* ASSIGNED TASK
Scan the entries below and extract each line with the word "JSON" in it.

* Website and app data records

* * *

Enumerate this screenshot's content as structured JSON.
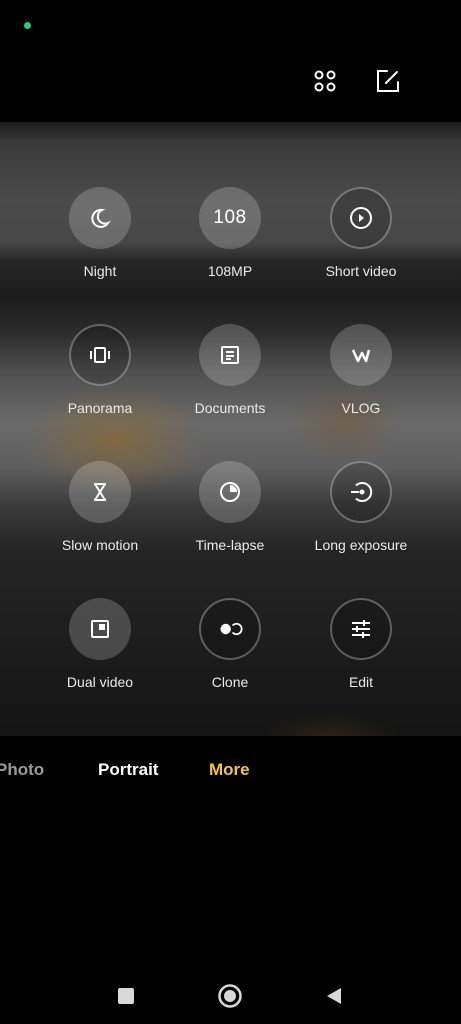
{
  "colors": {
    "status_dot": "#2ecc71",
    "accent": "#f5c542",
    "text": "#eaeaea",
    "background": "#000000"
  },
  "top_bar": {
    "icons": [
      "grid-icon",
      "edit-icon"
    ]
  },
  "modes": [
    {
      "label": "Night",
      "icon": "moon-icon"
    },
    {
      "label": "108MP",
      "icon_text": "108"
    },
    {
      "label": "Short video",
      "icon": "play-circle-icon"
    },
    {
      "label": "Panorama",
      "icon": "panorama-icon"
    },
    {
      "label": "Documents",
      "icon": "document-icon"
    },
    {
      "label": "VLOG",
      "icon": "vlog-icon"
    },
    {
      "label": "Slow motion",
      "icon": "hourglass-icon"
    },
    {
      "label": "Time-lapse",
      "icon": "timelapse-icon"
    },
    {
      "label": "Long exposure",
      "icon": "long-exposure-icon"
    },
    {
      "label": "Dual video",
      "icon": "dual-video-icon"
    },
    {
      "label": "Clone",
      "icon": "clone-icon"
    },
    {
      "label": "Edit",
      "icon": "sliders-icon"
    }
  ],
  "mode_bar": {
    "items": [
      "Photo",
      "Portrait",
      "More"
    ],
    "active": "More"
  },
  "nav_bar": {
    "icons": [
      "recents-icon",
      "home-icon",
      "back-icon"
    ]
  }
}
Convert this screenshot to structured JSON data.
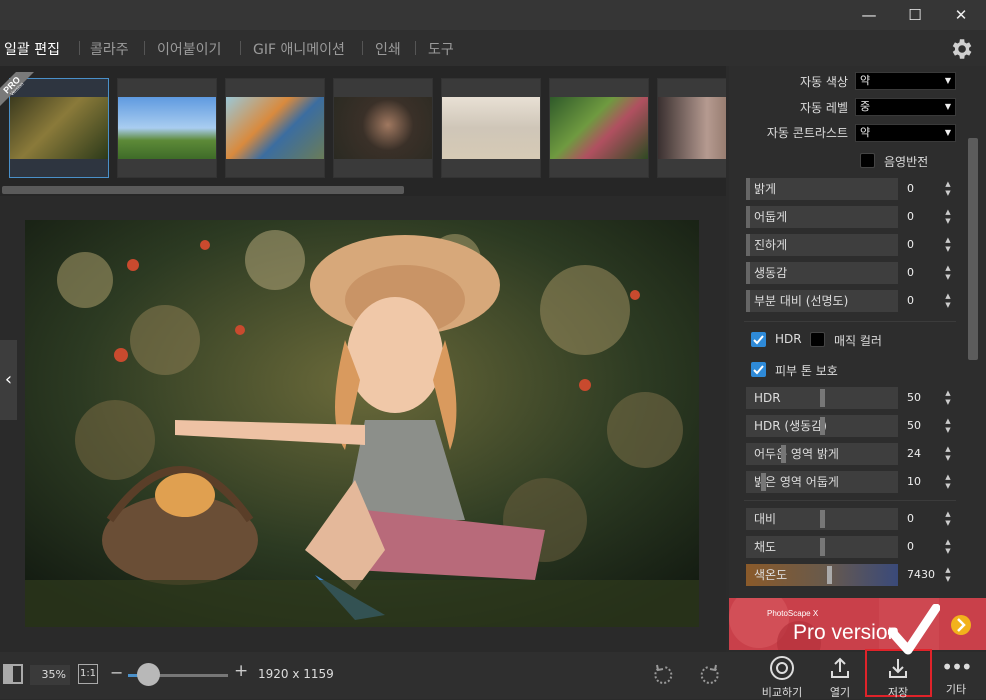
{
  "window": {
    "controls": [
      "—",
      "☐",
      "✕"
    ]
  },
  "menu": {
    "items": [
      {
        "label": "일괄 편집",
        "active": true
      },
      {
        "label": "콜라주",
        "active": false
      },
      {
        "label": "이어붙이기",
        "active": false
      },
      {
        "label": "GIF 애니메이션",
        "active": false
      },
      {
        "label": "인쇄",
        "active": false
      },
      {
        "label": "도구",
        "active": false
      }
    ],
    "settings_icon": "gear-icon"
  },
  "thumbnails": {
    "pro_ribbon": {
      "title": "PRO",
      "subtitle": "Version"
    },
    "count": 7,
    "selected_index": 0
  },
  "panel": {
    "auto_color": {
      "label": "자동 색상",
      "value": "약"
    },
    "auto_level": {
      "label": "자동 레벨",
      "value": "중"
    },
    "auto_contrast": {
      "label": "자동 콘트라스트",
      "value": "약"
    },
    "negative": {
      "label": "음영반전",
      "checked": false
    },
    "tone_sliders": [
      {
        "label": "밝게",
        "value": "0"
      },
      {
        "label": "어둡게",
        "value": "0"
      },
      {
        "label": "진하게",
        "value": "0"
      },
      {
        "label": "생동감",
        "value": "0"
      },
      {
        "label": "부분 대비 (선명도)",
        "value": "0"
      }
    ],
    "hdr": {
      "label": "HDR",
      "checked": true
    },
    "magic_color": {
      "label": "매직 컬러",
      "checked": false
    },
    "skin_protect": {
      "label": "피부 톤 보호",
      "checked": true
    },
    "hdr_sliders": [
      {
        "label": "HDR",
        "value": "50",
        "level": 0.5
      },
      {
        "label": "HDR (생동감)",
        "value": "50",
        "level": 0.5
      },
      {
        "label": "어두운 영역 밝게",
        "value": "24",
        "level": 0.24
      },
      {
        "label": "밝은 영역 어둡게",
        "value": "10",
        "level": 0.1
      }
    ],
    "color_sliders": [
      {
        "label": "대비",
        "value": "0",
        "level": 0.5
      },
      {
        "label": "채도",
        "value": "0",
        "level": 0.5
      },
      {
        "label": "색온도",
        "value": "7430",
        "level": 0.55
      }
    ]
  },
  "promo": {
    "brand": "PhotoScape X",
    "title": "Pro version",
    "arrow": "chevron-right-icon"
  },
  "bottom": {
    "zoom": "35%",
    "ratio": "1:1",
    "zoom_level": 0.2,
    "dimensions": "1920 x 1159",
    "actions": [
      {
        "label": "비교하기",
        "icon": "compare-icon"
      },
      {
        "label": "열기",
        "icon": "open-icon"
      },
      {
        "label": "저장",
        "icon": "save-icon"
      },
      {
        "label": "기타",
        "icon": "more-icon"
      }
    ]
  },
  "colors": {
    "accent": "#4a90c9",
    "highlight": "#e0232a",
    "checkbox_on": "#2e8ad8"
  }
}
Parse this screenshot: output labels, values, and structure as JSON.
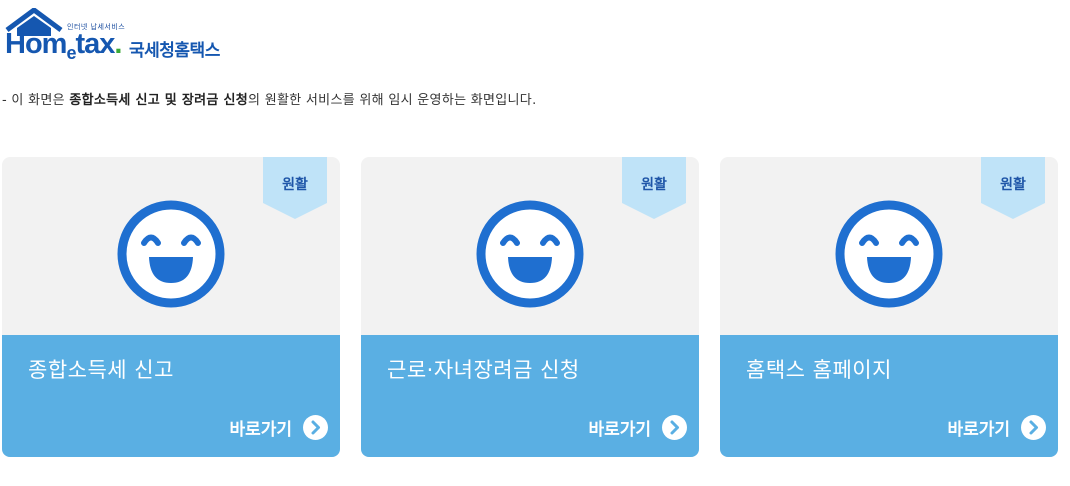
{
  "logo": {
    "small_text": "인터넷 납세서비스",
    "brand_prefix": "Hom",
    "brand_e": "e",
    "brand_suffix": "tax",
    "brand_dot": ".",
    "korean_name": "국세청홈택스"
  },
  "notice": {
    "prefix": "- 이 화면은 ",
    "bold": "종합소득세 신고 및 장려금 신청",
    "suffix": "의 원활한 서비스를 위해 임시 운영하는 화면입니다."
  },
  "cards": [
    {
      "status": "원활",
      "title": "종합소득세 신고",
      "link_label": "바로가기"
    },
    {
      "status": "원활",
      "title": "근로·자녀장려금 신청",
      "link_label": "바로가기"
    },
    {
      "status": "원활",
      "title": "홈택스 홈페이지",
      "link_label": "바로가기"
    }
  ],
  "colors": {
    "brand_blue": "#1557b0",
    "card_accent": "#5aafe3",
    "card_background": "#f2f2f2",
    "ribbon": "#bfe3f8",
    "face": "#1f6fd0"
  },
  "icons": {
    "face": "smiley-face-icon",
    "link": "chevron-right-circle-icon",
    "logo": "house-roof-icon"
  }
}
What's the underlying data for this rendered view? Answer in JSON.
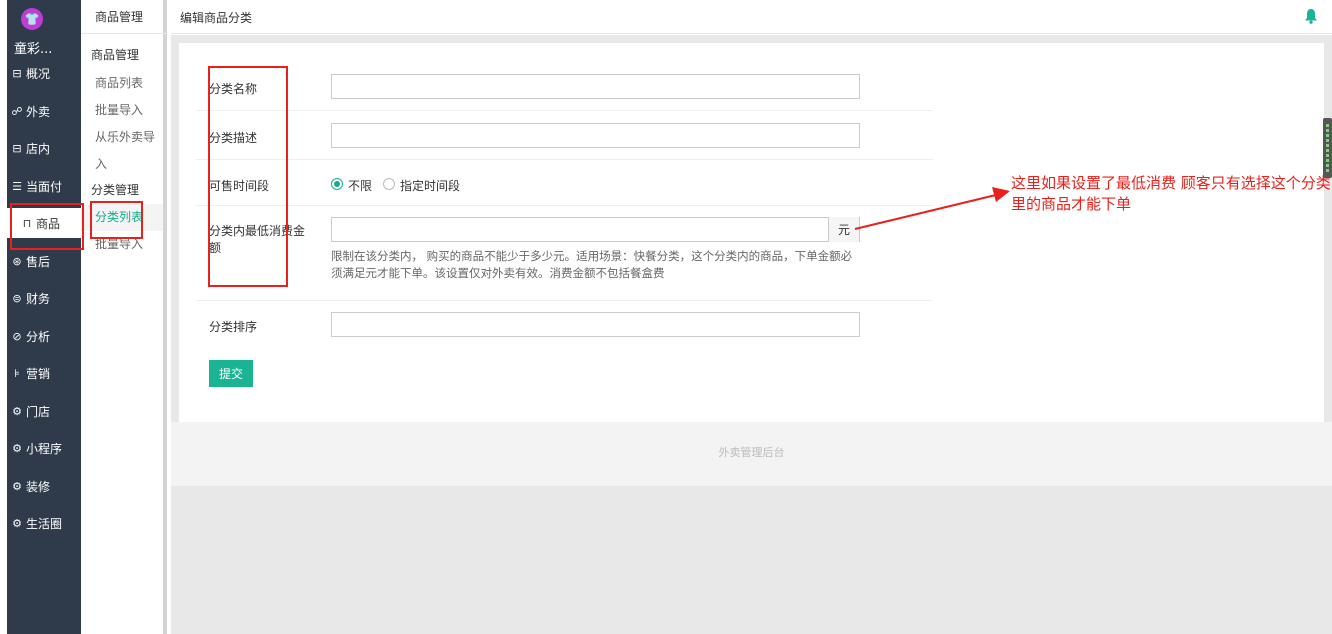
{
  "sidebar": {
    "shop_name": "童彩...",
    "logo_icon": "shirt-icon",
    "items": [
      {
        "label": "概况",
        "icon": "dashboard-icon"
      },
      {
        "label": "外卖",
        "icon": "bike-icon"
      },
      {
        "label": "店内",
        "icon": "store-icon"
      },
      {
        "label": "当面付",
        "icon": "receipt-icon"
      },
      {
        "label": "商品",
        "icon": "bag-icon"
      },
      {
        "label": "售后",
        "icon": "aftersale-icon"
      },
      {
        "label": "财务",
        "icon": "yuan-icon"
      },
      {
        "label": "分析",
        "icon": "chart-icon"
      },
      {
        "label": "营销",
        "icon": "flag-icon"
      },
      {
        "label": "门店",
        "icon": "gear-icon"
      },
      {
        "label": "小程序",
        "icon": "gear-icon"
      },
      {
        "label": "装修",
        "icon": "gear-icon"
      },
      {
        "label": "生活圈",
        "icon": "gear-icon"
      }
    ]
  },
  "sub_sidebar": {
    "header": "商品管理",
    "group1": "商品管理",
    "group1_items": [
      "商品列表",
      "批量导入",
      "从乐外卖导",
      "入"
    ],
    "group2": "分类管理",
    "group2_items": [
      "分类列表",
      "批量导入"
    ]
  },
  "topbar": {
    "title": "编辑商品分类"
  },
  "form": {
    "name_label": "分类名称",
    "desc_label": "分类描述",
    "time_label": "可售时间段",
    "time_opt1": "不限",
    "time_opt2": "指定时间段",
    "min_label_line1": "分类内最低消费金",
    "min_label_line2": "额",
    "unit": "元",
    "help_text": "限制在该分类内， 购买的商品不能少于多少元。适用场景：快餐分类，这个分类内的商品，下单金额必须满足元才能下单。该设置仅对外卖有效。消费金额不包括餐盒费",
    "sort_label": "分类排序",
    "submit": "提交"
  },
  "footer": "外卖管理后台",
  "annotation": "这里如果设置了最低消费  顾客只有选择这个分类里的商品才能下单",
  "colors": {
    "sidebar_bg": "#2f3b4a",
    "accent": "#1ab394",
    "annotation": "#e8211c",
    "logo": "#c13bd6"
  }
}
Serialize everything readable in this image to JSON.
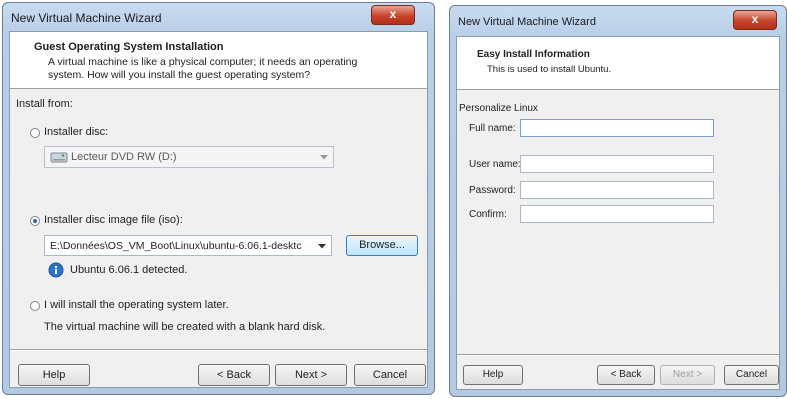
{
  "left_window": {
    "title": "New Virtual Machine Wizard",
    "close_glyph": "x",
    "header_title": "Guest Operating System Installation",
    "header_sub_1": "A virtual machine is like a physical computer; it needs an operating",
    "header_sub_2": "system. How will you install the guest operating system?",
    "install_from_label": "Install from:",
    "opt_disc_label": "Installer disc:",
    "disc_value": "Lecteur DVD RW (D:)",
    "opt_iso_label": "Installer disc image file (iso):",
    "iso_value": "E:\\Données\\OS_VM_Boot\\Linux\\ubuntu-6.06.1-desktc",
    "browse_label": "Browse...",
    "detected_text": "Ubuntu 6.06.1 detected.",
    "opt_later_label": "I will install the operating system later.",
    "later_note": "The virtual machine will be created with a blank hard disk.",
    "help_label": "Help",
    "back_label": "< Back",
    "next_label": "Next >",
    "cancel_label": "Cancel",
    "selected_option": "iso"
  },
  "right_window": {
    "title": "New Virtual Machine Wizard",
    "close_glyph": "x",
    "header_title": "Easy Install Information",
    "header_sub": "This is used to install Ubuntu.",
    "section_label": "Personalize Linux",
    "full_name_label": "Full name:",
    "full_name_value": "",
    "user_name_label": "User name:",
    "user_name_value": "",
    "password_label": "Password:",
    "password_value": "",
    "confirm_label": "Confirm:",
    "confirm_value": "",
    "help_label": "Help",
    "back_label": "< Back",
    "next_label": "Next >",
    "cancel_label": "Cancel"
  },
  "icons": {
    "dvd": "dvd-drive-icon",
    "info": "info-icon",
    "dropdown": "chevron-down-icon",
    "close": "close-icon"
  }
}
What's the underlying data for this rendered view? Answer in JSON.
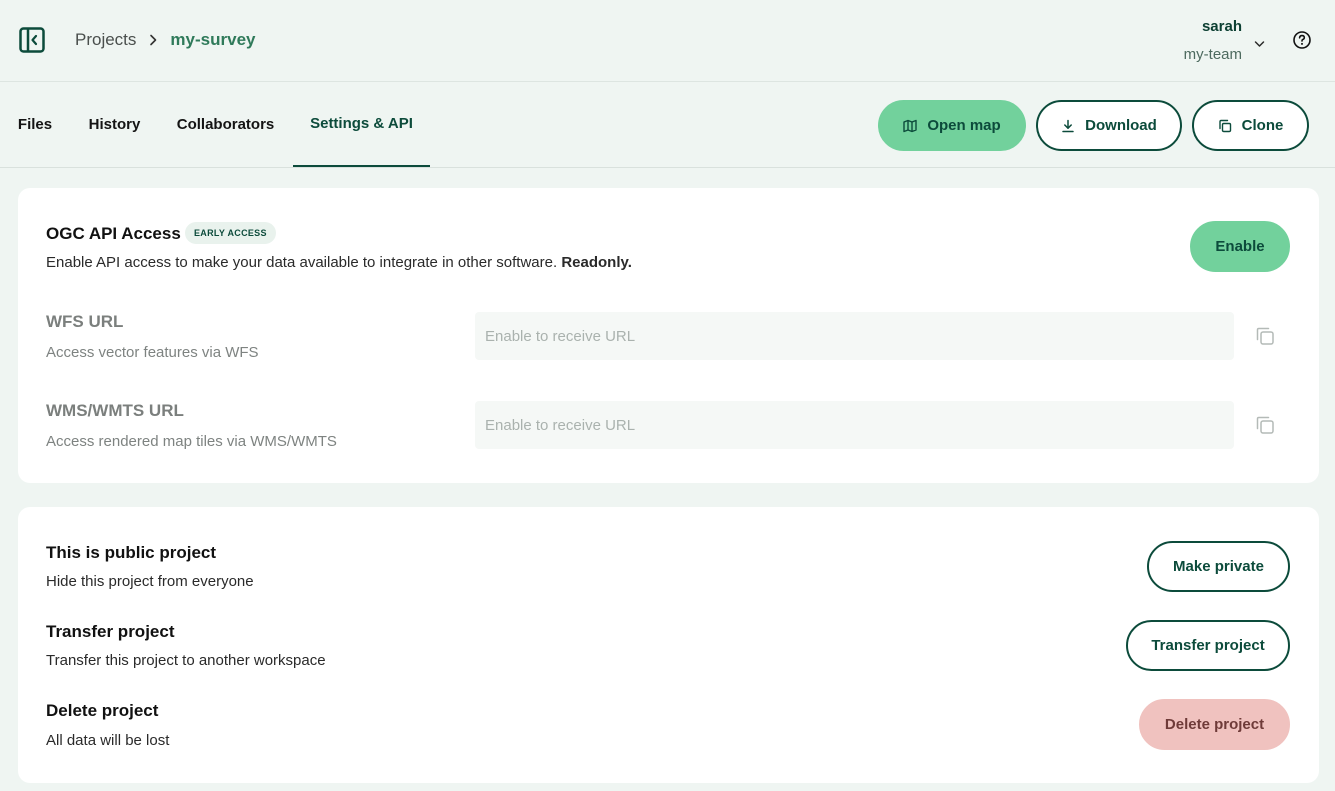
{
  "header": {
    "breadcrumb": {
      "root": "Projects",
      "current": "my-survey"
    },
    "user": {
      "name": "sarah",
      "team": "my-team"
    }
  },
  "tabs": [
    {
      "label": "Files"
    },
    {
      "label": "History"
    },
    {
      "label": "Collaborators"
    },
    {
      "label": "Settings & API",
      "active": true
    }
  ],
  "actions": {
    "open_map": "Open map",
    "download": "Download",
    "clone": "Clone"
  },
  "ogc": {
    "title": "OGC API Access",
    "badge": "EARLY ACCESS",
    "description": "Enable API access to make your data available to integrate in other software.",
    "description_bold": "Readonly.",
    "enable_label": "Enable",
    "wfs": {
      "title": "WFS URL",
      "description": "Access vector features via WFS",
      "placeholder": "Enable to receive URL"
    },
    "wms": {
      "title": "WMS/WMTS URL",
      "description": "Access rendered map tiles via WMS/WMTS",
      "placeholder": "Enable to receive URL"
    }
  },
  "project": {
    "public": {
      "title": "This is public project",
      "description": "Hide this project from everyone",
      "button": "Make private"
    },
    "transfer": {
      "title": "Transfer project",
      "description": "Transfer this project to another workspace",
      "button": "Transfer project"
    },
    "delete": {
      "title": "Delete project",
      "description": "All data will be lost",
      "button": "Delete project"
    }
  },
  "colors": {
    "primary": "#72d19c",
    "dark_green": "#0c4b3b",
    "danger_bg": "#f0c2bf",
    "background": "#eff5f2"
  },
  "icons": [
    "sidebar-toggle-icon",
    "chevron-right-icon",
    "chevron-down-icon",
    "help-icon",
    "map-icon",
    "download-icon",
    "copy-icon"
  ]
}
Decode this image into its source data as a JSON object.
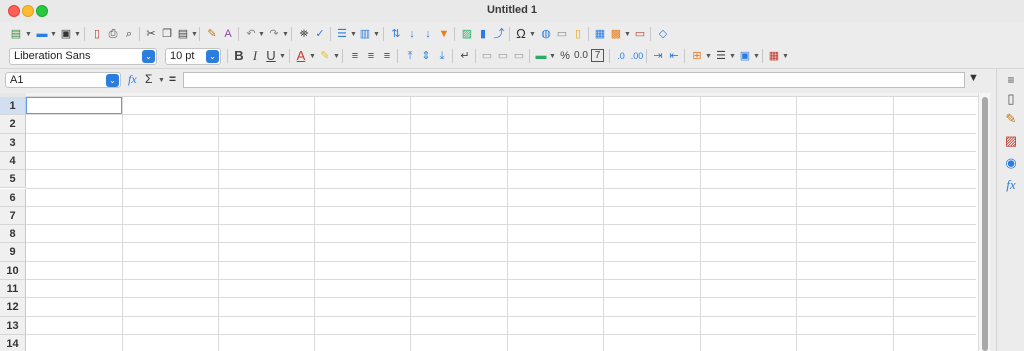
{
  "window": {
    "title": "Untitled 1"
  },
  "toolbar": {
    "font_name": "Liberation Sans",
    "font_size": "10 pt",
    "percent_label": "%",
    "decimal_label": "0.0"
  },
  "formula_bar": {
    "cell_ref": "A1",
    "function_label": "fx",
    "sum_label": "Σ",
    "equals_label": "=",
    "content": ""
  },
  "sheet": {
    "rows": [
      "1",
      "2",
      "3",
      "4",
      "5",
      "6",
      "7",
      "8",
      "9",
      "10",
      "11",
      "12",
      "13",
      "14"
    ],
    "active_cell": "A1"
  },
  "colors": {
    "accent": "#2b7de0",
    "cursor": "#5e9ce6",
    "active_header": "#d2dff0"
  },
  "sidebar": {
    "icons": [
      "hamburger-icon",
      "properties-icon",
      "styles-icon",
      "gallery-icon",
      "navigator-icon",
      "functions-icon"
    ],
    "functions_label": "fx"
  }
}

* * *

* YOUR SOLUTION
Enumerate this screenshot's content as structured JSON.
Convert this screenshot to structured JSON data.
Parse this screenshot: output labels, values, and structure as JSON.
What's the underlying data for this rendered view? Answer in JSON.
Serialize everything readable in this image to JSON.
What's the underlying data for this rendered view? Answer in JSON.
Decode this image into its source data as a JSON object.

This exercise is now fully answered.